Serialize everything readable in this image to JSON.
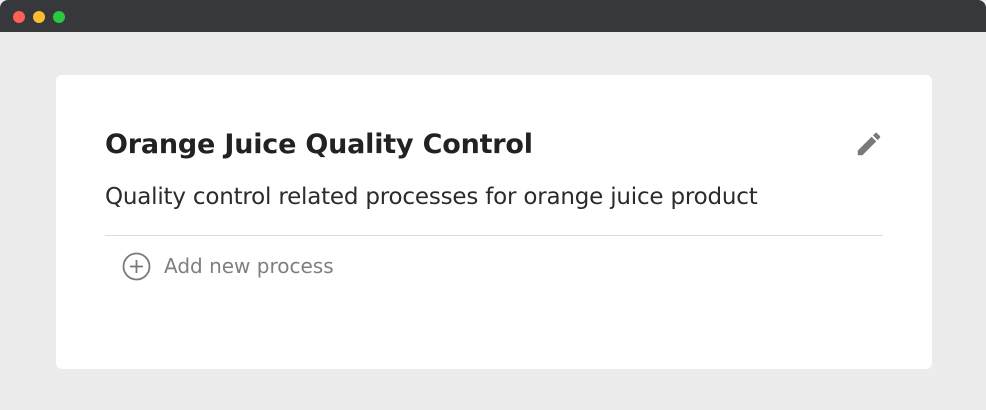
{
  "card": {
    "title": "Orange Juice Quality Control",
    "description": "Quality control related processes for orange juice product",
    "add_process_label": "Add new process"
  },
  "icons": {
    "edit": "pencil-icon",
    "add": "plus-circle-icon"
  },
  "colors": {
    "titlebar": "#37383b",
    "close_dot": "#fe5f57",
    "minimize_dot": "#febc2e",
    "maximize_dot": "#28c840",
    "icon_gray": "#7a7a7a"
  }
}
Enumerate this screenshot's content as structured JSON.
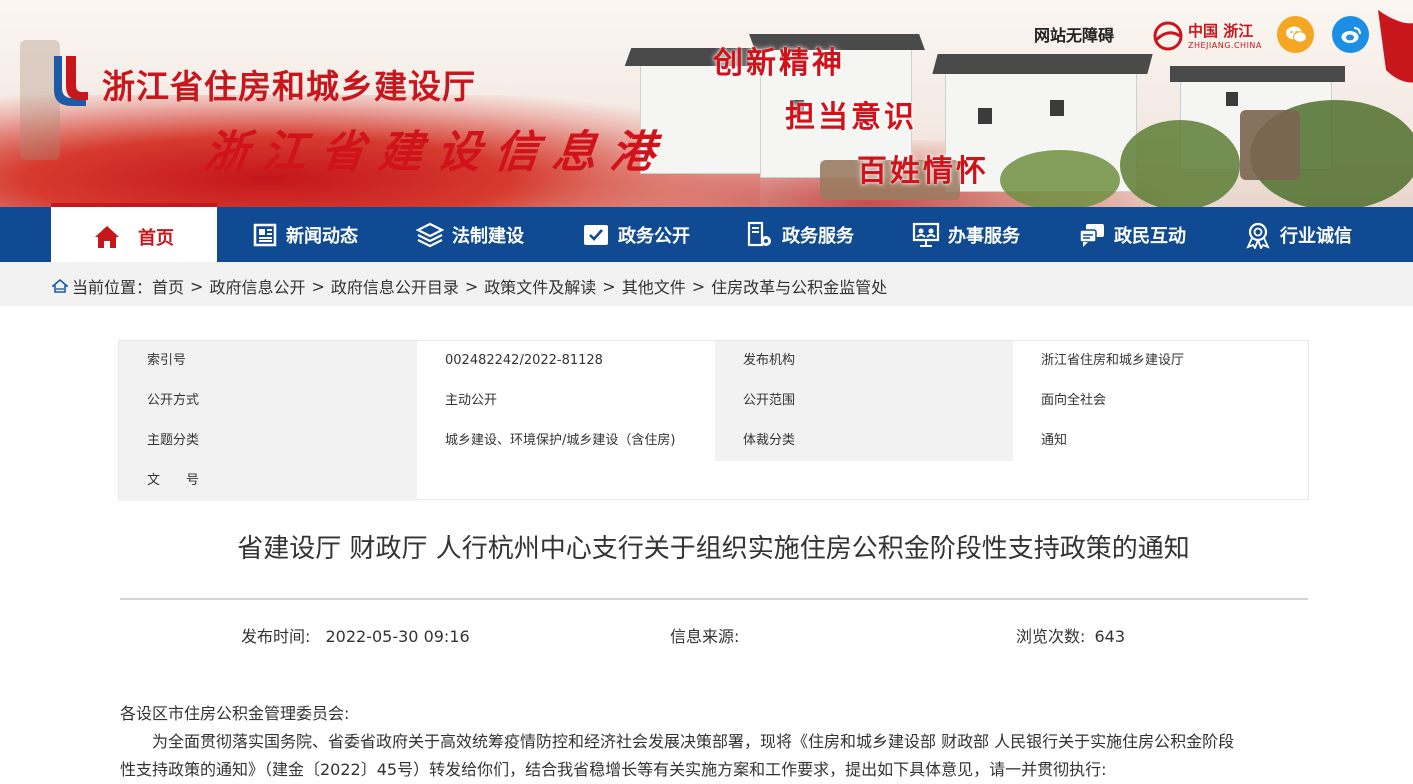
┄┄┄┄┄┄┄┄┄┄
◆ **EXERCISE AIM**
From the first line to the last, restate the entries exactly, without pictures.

◆ **ANSWER BELOW**
Serialize everything readable in this image to JSON.
{
  "card": {
    "title": "Orange Juice Quality Control",
    "description": "Quality control related processes for orange juice product",
    "add_process_label": "Add new process"
  },
  "icons": {
    "edit": "pencil-icon",
    "add": "plus-circle-icon"
  },
  "colors": {
    "titlebar": "#37383b",
    "close_dot": "#fe5f57",
    "minimize_dot": "#febc2e",
    "maximize_dot": "#28c840",
    "icon_gray": "#7a7a7a"
  }
}
Enumerate this screenshot's content as structured JSON.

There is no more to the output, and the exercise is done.